=== Task item ===
Below is a listing. Gather each line of it that contains "icon".

Start of Information

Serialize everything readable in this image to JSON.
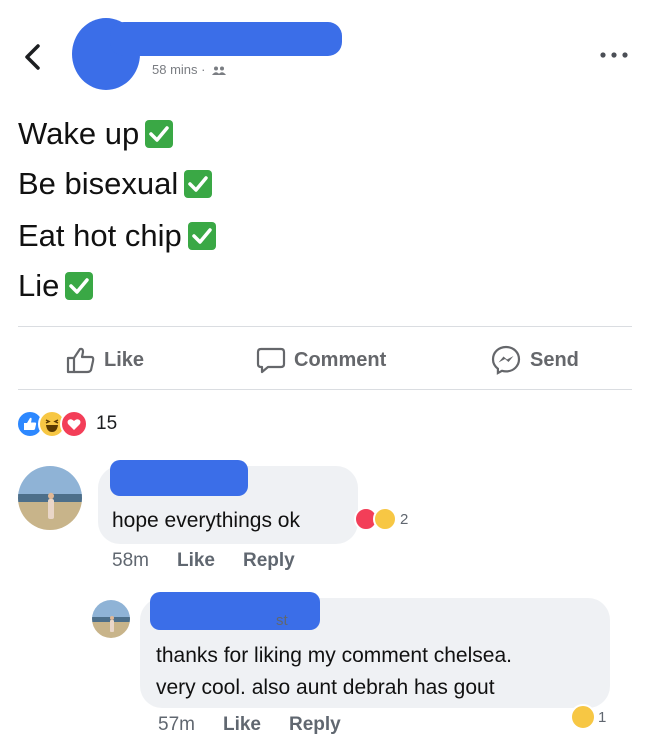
{
  "post": {
    "time": "58 mins",
    "privacy_icon": "friends-icon",
    "lines": [
      "Wake up",
      "Be bisexual",
      "Eat hot chip",
      "Lie"
    ]
  },
  "actions": {
    "like": "Like",
    "comment": "Comment",
    "send": "Send"
  },
  "reactions": {
    "count": "15",
    "types": [
      "like",
      "haha",
      "love"
    ]
  },
  "comments": [
    {
      "text": "hope everythings ok",
      "reaction_count": "2",
      "time": "58m",
      "like": "Like",
      "reply": "Reply"
    },
    {
      "name_fragment": "st",
      "text_line1": "thanks for liking my comment chelsea.",
      "text_line2": "very cool. also aunt debrah has gout",
      "reaction_count": "1",
      "time": "57m",
      "like": "Like",
      "reply": "Reply"
    }
  ],
  "colors": {
    "accent": "#3b6ee8",
    "check_green": "#3aa845",
    "like_blue": "#2d88ff",
    "love_red": "#f33e58",
    "haha_yellow": "#f7c744"
  }
}
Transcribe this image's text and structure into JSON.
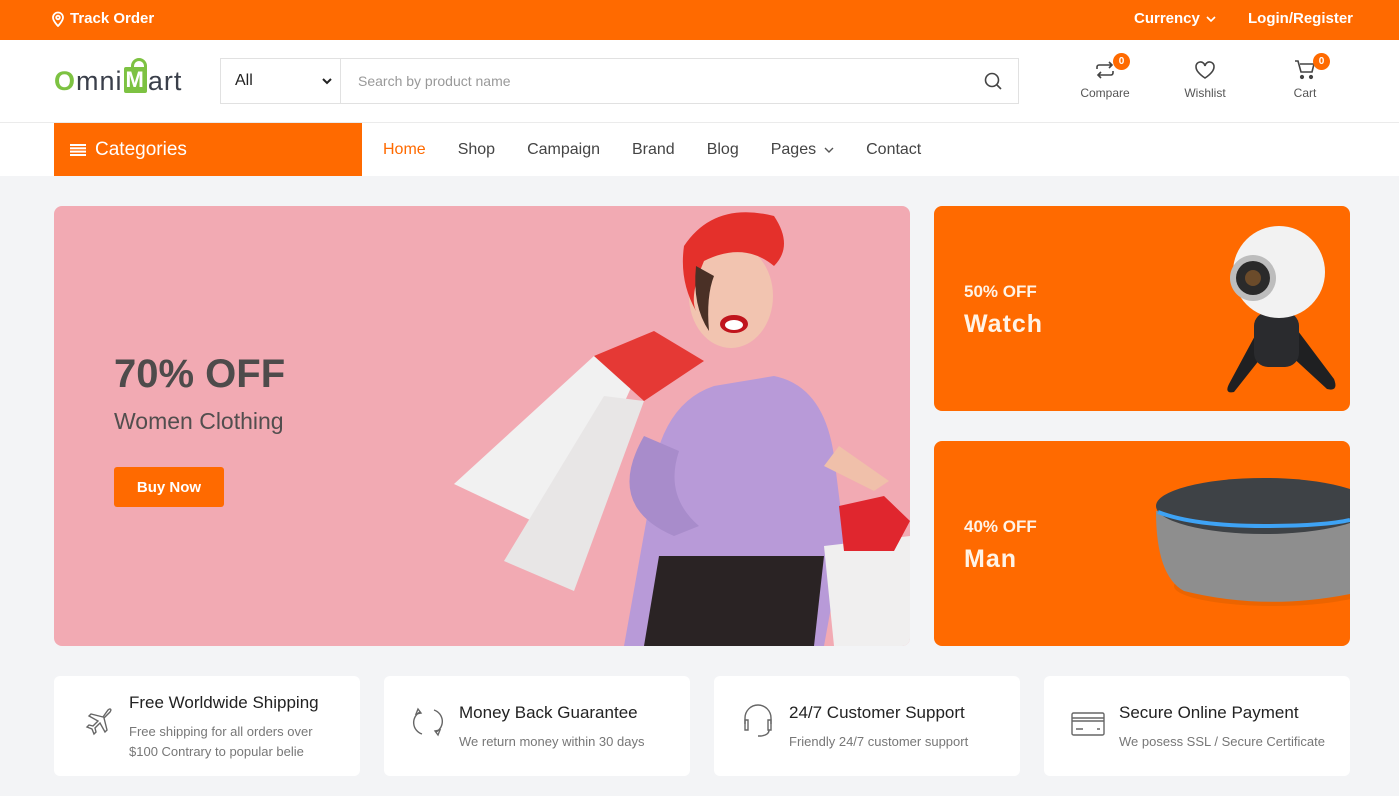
{
  "topbar": {
    "track_order": "Track Order",
    "currency": "Currency",
    "login_register": "Login/Register"
  },
  "header": {
    "logo": {
      "o": "O",
      "mni": "mni",
      "m": "M",
      "art": "art"
    },
    "search": {
      "category_selected": "All",
      "placeholder": "Search by product name",
      "value": ""
    },
    "compare": {
      "label": "Compare",
      "count": "0"
    },
    "wishlist": {
      "label": "Wishlist"
    },
    "cart": {
      "label": "Cart",
      "count": "0"
    }
  },
  "nav": {
    "categories_label": "Categories",
    "items": [
      {
        "label": "Home",
        "active": true
      },
      {
        "label": "Shop"
      },
      {
        "label": "Campaign"
      },
      {
        "label": "Brand"
      },
      {
        "label": "Blog"
      },
      {
        "label": "Pages",
        "has_dropdown": true
      },
      {
        "label": "Contact"
      }
    ]
  },
  "hero": {
    "title": "70% OFF",
    "subtitle": "Women Clothing",
    "button": "Buy Now",
    "background": "#f2aab3"
  },
  "promos": [
    {
      "discount": "50% OFF",
      "name": "Watch",
      "image": "360-camera-on-tripod"
    },
    {
      "discount": "40% OFF",
      "name": "Man",
      "image": "smart-speaker"
    }
  ],
  "features": [
    {
      "icon": "airplane-icon",
      "title": "Free Worldwide Shipping",
      "desc": "Free shipping for all orders over $100 Contrary to popular belie"
    },
    {
      "icon": "refresh-icon",
      "title": "Money Back Guarantee",
      "desc": "We return money within 30 days"
    },
    {
      "icon": "headset-icon",
      "title": "24/7 Customer Support",
      "desc": "Friendly 24/7 customer support"
    },
    {
      "icon": "credit-card-icon",
      "title": "Secure Online Payment",
      "desc": "We posess SSL / Secure Certificate"
    }
  ],
  "colors": {
    "accent": "#ff6a00",
    "logo_green": "#7dc242",
    "page_bg": "#f3f4f6"
  }
}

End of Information

=== Answer to this task ===
    "privacy_icon": "friends-icon",
      "icon": "airplane-icon",
      "icon": "refresh-icon",
      "icon": "headset-icon",
      "icon": "credit-card-icon",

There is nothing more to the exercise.